*WORK TO COMPLETE:* Determine the number of lines in the entries below in which the word "涉税查询" appears, and reply with that number only.

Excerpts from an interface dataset
★ ★ ★

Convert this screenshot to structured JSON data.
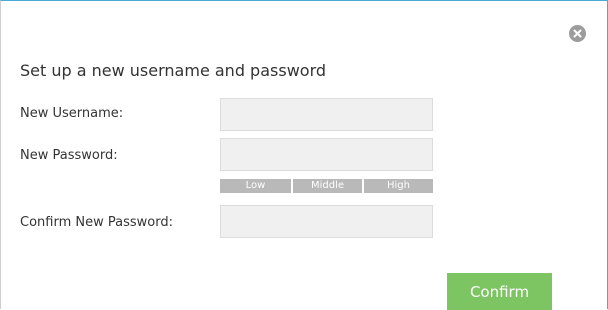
{
  "dialog": {
    "title": "Set up a new username and password",
    "close_icon": "close-circle-icon"
  },
  "form": {
    "username": {
      "label": "New Username:",
      "value": "",
      "placeholder": ""
    },
    "password": {
      "label": "New Password:",
      "value": "",
      "placeholder": ""
    },
    "strength": {
      "levels": [
        "Low",
        "Middle",
        "High"
      ]
    },
    "confirm_password": {
      "label": "Confirm New Password:",
      "value": "",
      "placeholder": ""
    }
  },
  "actions": {
    "confirm_label": "Confirm"
  },
  "colors": {
    "accent_border": "#4aa9d6",
    "confirm_button": "#7dc462",
    "field_background": "#f0f0f0",
    "strength_bar": "#b9b9b9"
  }
}
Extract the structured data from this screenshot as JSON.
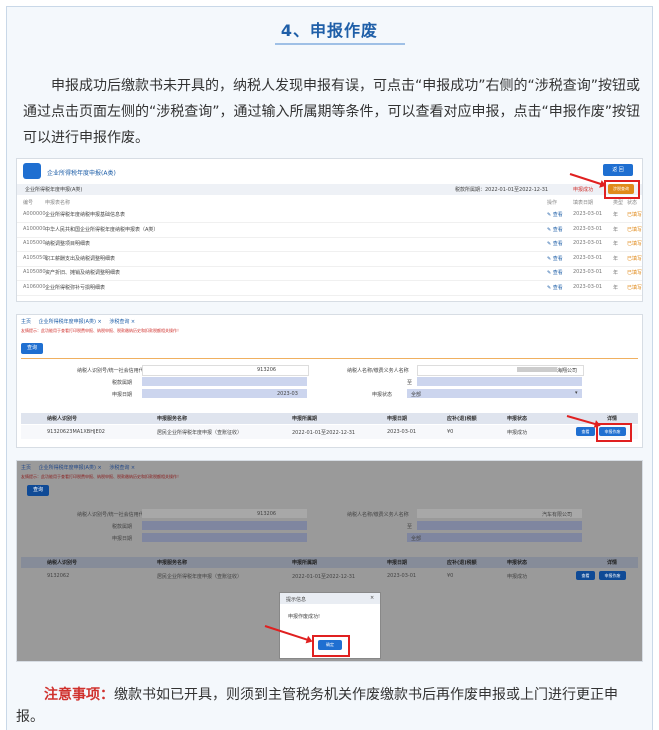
{
  "title": "4、申报作废",
  "intro": "申报成功后缴款书未开具的，纳税人发现申报有误，可点击“申报成功”右侧的“涉税查询”按钮或通过点击页面左侧的“涉税查询”，通过输入所属期等条件，可以查看对应申报，点击“申报作废”按钮可以进行申报作废。",
  "note_label": "注意事项：",
  "note_text": "缴款书如已开具，则须到主管税务机关作废缴款书后再作废申报或上门进行更正申报。",
  "colors": {
    "accent": "#1f5fa8",
    "red": "#d0312d",
    "button": "#1f6fd1"
  },
  "shot1": {
    "header": "企业所得税年度申报(A类)",
    "back_button": "返 回",
    "subtitle": "企业所得税年度申报(A类)",
    "period": "税款所属期：2022-01-01至2022-12-31",
    "status": "申报成功",
    "query_button": "涉税查询",
    "columns": [
      "编号",
      "申报表名称",
      "操作",
      "填表日期",
      "类型",
      "状态"
    ],
    "rows": [
      {
        "code": "A000000",
        "name": "企业所得税年度纳税申报基础信息表",
        "op": "查看",
        "date": "2023-03-01",
        "type": "年",
        "state": "已填写"
      },
      {
        "code": "A100000",
        "name": "中华人民共和国企业所得税年度纳税申报表（A类）",
        "op": "查看",
        "date": "2023-03-01",
        "type": "年",
        "state": "已填写"
      },
      {
        "code": "A105000",
        "name": "纳税调整项目明细表",
        "op": "查看",
        "date": "2023-03-01",
        "type": "年",
        "state": "已填写"
      },
      {
        "code": "A105050",
        "name": "职工薪酬支出及纳税调整明细表",
        "op": "查看",
        "date": "2023-03-01",
        "type": "年",
        "state": "已填写"
      },
      {
        "code": "A105080",
        "name": "资产折旧、摊销及纳税调整明细表",
        "op": "查看",
        "date": "2023-03-01",
        "type": "年",
        "state": "已填写"
      },
      {
        "code": "A106000",
        "name": "企业所得税弥补亏损明细表",
        "op": "查看",
        "date": "2023-03-01",
        "type": "年",
        "state": "已填写"
      }
    ]
  },
  "shot2": {
    "tabs": [
      "主页",
      "企业所得税年度申报(A类) ×",
      "涉税查询 ×"
    ],
    "warning": "友情提示：此功能用于查看打印税费申报、纳税申报、税款缴纳历史和扣款税额相关操作！",
    "query_button": "查询",
    "label_taxid": "纳税人识别号/统一社会信用代码",
    "taxid_value": "913206",
    "label_name": "纳税人名称/缴费义务人名称",
    "name_value": "海翔公司",
    "label_taxtype": "税款属期",
    "label_to": "至",
    "label_date": "申报日期",
    "date_value": "2023-03",
    "label_state": "申报状态",
    "state_value": "全部",
    "columns": [
      "纳税人识别号",
      "申报服务名称",
      "申报所属期",
      "申报日期",
      "应补(退)税额",
      "申报状态",
      "详情"
    ],
    "row": {
      "id": "91320623MA1XBHJE02",
      "service": "居民企业所得税年度申报（查账征收）",
      "period": "2022-01-01至2022-12-31",
      "date": "2023-03-01",
      "amount": "¥0",
      "state": "申报成功"
    },
    "view_button": "查看",
    "void_button": "申报作废"
  },
  "shot3": {
    "tabs": [
      "主页",
      "企业所得税年度申报(A类) ×",
      "涉税查询 ×"
    ],
    "warning": "友情提示：此功能用于查看打印税费申报、纳税申报、税款缴纳历史和扣款税额相关操作！",
    "query_button": "查询",
    "label_taxid": "纳税人识别号/统一社会信用代码",
    "taxid_value": "913206",
    "label_name": "纳税人名称/缴费义务人名称",
    "name_value": "汽车有限公司",
    "label_taxtype": "税款属期",
    "label_to": "至",
    "label_date": "申报日期",
    "state_value": "全部",
    "columns": [
      "纳税人识别号",
      "申报服务名称",
      "申报所属期",
      "申报日期",
      "应补(退)税额",
      "申报状态",
      "详情"
    ],
    "row": {
      "id": "9132062",
      "service": "居民企业所得税年度申报（查账征收）",
      "period": "2022-01-01至2022-12-31",
      "date": "2023-03-01",
      "amount": "¥0",
      "state": "申报成功"
    },
    "view_button": "查看",
    "void_button": "申报作废",
    "dialog_title": "提示信息",
    "dialog_message": "申报作废成功!",
    "dialog_ok": "确定"
  }
}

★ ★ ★

*EXERCISE ANSWER:* 4